## [Exercise brief]
Please copy each line below that contains the string "data".
(Information supplied begins)
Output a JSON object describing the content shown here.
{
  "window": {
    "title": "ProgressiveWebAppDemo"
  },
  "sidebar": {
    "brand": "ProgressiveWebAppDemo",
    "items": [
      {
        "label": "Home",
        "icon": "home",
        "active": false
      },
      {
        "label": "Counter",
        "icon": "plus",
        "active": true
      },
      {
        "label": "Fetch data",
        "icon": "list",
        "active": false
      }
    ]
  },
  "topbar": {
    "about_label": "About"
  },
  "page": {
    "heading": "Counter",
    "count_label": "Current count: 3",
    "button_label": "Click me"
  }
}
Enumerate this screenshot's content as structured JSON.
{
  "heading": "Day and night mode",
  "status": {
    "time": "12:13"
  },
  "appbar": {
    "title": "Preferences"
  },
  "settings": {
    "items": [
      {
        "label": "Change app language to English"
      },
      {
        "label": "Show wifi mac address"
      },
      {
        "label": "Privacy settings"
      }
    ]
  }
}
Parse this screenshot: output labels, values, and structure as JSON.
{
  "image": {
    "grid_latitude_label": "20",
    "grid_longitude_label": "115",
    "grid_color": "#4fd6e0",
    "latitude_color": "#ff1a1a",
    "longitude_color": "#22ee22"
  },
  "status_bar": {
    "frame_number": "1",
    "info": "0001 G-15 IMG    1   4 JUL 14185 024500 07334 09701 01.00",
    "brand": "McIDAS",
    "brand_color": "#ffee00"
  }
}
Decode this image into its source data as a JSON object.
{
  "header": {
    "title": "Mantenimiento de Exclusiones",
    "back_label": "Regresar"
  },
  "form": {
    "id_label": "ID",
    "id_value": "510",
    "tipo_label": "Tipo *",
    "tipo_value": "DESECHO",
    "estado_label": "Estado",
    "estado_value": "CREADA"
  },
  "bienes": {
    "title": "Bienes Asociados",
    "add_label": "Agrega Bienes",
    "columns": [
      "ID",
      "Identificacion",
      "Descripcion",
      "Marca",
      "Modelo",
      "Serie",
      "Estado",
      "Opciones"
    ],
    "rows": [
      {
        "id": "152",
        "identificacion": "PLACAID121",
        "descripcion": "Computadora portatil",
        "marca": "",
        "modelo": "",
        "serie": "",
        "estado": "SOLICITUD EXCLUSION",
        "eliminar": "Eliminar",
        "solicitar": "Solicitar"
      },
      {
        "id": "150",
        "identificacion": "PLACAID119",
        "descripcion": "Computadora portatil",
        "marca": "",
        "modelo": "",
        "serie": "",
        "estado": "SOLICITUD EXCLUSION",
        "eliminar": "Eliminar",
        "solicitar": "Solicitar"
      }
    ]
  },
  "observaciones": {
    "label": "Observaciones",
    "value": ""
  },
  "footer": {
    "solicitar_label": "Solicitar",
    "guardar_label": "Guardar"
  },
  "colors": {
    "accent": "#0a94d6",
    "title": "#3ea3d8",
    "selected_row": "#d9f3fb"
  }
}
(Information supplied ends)
## [Answer space]
        "label": "Fetch data",
Decode this image into its source data as a JSON object.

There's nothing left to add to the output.